a real kindness
Charlie narrowed his eyes at the new girl behind
the counter. Slim, pale, tired eyes — what was her deal, he
wondered. Squinting, he leaned forward to read the black ink
scrawled on her “Hello My Name Is” tag. Dane…Dani…Dania.
Pin-up chick like her — what the hell was she doing here?
Not too many people came round to the Eastside
Homeless Shelter unless there was something in it for them.
Take that gossipy broad Shirley, for example, the
way she zipped from corner to corner like she was some queen of the
house. Butch-dike liked ordering people around, that was for sure.
And that porker Bea — well Bea was a lonely old bag, husband dead,
no kids. She just didn’t have nothing better to do. Now that
snot-assed Chinese kid, Garrett, he was the real mystery. Charlie’d
tried poking around but all the kid had given him was a bored “Push
off, old man.”
Yeah well, there’d be some story to this chick
too. Everyone had a story. Kindness was hard to come by without
strings, real kindness anyway.
He didn’t always used to think this way, back in
the days when Buddy was still around. He missed that old nigger,
politest damn fool in the whole town, not into crack-coke-smoke like
all them others.
“Pardon my saying,” Buddy’d always start
before speaking his mind. Stupid bastard was too soft for the
Charlie remembered the last night he’d seen
Buddy, the old alky was playing his fingers off in the bitch-cold
dark on that fool flute he always carried around. Afterwards, he
came by Charlie’s hooch with a plastic bottle of vodka and a tin
of sardines. Bought it with his music money, he said and then
laughed like a big joker. What a night that was, drinking under the
stars and licking the salt and oil from their fingers.
Two weeks later Buddy fried his brains trying to
steal some juice from the streetlights to power up his radio. Sorry
bastard didn’t know too much about electricity and shit like that.
Not that anybody around here gave a damn that he
was gone, and Buddy’d been a regular at the shelter for years. The
chicks used to dig him and his flute. “Play us a song,” they’d
ask and laugh. When he didn’t come round no more, they just didn’t
Charlie’d almost lost that flute to some mofos
come pawing through Buddy’s old shopping cart. He damn near had to
wrestle them to the ground for that fool piece of metal. He tried
playing it a few times but nothing good ever came out of it.
Reckoned you had to have some good in you to start with if you
wanted to make Buddy’s kind of music.
Charlie stood up and walked towards the counter.
Point was, he thought, it wasn’t that hard to give when you had a
lot to start with. What Buddy did, now that was real kindness. He

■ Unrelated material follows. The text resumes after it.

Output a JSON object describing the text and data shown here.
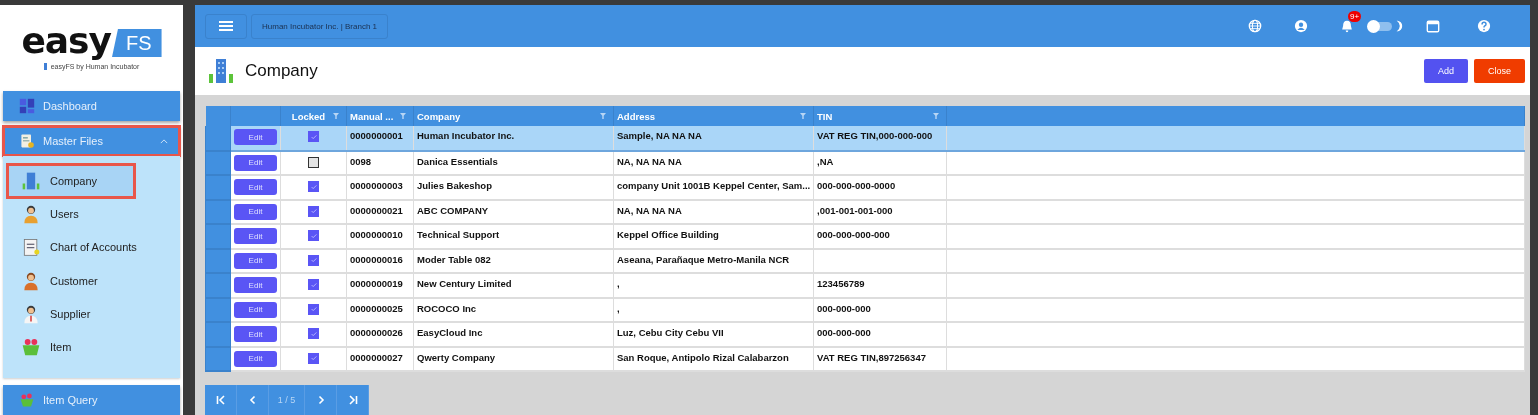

reached for the last roll in the tray.
“You’ve already had your meal,” the pin-up
chick said to him, shaking her head. “Why don’t you leave some
for the others?”
What the hell…? He stared at her for a minute.
“Aw, fuck off,” he answered finally. First
come, first grab — that was the rule. He crammed the roll into his
mouth and wandered into the cold night.
Sankaran is presently writing a
collection of vignettes, to be titled Ordinary Lives. Her recent
work can be found online at Prose Ax, The Independent Mind, Orchard
Press Mysteries, and The Paumanok Review. Her current print work
will appear in upcoming issues of Mindprints, The Guild, and
FUTURES. She is also an editor at the new e-zine